The Assembly voted 64-34 to approve the budget, with four Democratic representatives joining all Republicans to vote in favor of the bill. The Wisconsin Senate voted 23-9 to concur in the state budget, with three Democratic Senators joining all present Republicans in backing the bill. This year marks the first time since 2007 that a state budget has cleared either house of the Legislature with the support of legislators from both parties.

While approving the budget, Gov. Evers used his line-item veto authority 50 times, mostly making minor adjustments to program- and project-specific appropriations and language. The governor’s most notable veto was to nix a transfer of $550 million from the state’s general fund to the budget stabilization (“rainy day”) fund. That money will sit unspent in state coffers unless the Legislature and Gov. Evers agree on how to spend it.

In his veto message to the Legislature, Gov. Evers wrote that he “object[s] to making these funds unavailable for supporting the needs of Wisconsinites that the Legislature failed to address. … I request the Legislature work with me to instead invest these funds to address the immediate needs of Wisconsinites.” Many of the governor’s other veto explanations objected to the Legislature placing limits on the authority or flexibility of state agencies. All told, Gov. Evers used his line-item veto authority the fewest times since the 2011-2013 budget, when Governor Scott Walker (R) also issued 50 partial vetoes.

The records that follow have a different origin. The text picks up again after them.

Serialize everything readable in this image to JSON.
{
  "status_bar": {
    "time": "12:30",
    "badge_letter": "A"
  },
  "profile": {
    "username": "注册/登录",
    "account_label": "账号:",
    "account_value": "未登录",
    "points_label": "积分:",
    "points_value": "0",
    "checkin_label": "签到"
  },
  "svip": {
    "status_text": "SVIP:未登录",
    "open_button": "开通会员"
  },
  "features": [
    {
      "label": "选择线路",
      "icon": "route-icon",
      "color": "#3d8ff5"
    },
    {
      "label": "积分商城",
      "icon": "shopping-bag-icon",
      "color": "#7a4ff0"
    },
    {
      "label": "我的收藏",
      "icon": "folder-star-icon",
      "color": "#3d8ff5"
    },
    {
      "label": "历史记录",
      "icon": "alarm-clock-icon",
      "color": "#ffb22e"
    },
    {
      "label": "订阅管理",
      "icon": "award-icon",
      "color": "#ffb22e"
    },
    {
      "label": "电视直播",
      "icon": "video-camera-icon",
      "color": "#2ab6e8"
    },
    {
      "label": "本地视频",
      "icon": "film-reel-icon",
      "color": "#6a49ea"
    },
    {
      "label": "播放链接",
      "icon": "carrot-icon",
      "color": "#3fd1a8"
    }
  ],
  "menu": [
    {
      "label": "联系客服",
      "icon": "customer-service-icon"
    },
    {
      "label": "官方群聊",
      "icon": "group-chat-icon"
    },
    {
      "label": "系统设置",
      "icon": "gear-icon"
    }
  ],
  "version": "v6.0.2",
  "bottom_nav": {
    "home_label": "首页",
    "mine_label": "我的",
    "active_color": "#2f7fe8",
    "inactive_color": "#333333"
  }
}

Gov. Evers left in place a tax reduction for the state’s third individual income tax bracket, which includes most Wisconsin taxpayers. However, the governor eliminated a provision to revise the income tax withholding tables to reflect this and other recent changes to tax rates. This means many taxpayers will have about the same amount of money withheld from their paychecks, but will ultimately have more money returned to them – via tax refunds – when they file their taxes in 2022.

For more information about the budget, follow the links below: